_Prompt_.
Look through the lines below, find those with the word "icon", and copy them.

[Data about app and page elements]
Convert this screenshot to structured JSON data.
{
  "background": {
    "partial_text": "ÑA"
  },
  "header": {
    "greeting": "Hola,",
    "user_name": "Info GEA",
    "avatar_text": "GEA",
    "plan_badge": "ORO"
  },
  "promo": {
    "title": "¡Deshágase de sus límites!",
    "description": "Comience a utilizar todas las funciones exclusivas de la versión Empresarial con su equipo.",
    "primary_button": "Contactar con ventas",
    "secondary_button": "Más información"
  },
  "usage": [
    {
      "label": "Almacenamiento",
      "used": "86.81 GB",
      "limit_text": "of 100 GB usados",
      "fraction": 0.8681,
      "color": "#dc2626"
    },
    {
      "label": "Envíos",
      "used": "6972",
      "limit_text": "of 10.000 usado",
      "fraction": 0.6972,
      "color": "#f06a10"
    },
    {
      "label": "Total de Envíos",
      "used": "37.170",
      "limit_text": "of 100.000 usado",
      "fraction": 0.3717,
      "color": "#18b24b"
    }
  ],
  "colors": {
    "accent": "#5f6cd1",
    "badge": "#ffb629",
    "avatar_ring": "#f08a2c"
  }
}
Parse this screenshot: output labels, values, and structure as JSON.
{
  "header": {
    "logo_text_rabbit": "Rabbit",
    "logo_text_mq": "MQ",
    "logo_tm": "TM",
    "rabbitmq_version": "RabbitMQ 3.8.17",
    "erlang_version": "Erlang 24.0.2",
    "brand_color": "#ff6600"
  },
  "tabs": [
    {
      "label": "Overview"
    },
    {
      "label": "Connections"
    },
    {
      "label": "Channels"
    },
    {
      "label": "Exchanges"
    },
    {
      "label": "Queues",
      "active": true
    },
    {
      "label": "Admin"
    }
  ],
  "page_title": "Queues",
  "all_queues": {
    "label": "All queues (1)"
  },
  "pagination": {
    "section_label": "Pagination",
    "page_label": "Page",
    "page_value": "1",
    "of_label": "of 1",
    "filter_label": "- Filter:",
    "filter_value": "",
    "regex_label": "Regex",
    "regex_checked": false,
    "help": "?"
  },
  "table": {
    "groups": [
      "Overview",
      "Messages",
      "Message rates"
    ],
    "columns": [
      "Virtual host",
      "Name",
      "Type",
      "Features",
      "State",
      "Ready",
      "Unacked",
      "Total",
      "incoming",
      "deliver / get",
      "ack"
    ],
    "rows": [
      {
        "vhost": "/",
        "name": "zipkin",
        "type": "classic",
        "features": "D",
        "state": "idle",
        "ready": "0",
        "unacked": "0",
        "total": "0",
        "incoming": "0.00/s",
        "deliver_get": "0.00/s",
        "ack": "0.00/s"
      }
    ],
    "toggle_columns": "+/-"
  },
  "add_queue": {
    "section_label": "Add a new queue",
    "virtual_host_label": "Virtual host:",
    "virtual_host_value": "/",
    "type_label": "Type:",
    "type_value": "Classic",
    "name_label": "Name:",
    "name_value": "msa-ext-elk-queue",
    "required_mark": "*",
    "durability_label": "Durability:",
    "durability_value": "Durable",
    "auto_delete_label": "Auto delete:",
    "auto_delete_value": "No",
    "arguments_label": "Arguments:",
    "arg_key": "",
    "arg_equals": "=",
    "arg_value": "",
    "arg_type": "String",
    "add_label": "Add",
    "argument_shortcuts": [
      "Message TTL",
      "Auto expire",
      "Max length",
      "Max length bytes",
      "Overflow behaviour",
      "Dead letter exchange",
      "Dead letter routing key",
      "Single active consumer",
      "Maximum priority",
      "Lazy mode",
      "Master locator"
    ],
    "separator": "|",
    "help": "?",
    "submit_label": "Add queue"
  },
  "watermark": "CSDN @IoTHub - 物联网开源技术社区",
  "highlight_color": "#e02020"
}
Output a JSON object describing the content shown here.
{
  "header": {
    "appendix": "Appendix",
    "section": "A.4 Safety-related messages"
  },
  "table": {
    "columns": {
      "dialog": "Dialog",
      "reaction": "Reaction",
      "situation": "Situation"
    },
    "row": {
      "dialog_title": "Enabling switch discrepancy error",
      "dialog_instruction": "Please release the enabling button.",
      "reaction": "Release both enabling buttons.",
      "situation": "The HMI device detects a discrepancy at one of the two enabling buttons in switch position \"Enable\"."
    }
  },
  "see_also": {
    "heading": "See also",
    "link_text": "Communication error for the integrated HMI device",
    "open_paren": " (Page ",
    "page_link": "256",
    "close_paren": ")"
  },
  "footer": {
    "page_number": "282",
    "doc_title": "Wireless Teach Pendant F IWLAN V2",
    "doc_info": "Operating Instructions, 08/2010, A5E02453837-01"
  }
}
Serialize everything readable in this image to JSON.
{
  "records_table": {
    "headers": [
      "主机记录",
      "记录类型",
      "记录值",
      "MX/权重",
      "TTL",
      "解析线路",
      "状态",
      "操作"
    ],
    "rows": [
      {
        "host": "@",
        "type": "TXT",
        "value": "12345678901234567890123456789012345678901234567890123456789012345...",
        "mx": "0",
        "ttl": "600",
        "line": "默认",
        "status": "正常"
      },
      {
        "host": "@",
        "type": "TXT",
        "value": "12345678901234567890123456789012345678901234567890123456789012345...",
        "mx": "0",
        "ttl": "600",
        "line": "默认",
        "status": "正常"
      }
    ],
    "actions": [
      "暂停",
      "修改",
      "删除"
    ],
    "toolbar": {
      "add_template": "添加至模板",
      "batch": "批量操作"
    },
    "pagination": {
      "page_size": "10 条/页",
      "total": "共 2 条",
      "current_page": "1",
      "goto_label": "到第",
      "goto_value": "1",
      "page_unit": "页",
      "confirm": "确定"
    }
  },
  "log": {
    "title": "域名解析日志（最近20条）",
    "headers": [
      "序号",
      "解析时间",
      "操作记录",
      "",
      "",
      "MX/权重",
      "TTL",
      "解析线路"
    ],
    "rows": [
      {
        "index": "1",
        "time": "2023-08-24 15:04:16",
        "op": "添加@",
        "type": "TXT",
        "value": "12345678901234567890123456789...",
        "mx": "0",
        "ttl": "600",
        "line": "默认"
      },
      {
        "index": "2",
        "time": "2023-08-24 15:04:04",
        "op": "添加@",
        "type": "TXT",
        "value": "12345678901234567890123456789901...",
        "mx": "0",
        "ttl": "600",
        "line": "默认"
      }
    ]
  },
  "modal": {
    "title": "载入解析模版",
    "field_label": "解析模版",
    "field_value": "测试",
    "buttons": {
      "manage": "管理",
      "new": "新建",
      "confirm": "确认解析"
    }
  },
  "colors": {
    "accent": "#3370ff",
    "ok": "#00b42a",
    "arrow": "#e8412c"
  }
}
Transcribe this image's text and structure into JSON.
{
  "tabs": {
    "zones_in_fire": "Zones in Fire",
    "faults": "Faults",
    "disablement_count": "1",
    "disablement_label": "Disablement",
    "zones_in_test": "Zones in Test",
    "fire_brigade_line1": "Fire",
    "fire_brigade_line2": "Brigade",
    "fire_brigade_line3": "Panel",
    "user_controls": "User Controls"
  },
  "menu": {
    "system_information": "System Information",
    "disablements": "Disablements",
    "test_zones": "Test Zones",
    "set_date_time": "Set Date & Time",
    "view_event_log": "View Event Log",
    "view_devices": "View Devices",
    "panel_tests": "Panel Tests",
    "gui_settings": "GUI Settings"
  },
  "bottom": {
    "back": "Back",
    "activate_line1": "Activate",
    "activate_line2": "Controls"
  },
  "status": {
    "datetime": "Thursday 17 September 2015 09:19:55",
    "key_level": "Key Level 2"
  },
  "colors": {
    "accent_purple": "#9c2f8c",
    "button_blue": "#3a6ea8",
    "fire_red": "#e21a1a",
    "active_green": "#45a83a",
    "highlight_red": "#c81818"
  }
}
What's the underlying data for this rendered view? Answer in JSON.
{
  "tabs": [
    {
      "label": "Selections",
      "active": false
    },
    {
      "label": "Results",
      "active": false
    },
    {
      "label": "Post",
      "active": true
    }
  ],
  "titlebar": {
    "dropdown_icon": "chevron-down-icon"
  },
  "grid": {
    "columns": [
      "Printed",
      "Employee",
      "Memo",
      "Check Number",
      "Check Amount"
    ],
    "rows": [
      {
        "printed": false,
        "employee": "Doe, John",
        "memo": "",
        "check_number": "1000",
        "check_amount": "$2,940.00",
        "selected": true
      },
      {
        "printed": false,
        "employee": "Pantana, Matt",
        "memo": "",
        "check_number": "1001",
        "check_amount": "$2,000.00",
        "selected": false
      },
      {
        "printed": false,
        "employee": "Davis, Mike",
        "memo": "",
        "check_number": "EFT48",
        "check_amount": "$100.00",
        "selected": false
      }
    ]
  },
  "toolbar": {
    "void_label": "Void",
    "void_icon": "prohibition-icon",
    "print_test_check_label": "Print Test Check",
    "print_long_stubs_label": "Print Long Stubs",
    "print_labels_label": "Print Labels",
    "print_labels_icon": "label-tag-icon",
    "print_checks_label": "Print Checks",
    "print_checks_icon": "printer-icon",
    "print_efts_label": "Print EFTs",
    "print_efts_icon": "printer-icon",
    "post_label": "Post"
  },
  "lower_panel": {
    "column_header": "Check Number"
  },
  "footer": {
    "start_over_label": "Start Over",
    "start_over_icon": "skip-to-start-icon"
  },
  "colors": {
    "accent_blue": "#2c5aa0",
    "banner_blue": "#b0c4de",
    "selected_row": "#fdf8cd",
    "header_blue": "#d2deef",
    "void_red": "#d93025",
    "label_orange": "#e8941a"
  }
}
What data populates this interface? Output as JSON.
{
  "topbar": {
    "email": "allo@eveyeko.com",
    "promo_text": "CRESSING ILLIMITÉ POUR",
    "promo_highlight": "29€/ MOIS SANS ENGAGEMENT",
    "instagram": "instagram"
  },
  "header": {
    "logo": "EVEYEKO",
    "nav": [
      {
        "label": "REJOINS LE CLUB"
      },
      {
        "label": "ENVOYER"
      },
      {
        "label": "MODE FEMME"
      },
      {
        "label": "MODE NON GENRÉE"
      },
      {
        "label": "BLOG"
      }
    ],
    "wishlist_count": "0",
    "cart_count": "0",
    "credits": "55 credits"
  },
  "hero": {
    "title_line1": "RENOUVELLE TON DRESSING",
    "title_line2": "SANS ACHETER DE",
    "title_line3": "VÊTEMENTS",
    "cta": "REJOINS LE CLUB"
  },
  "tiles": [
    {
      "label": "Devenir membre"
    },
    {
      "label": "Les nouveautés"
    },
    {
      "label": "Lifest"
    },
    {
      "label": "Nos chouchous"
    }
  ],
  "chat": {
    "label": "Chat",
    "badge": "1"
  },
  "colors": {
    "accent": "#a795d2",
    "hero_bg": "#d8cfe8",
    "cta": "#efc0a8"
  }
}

_Task solution_.
    "dropdown_icon": "chevron-down-icon"
    "void_icon": "prohibition-icon",
    "print_labels_icon": "label-tag-icon",
    "print_checks_icon": "printer-icon",
    "print_efts_icon": "printer-icon",
    "start_over_icon": "skip-to-start-icon"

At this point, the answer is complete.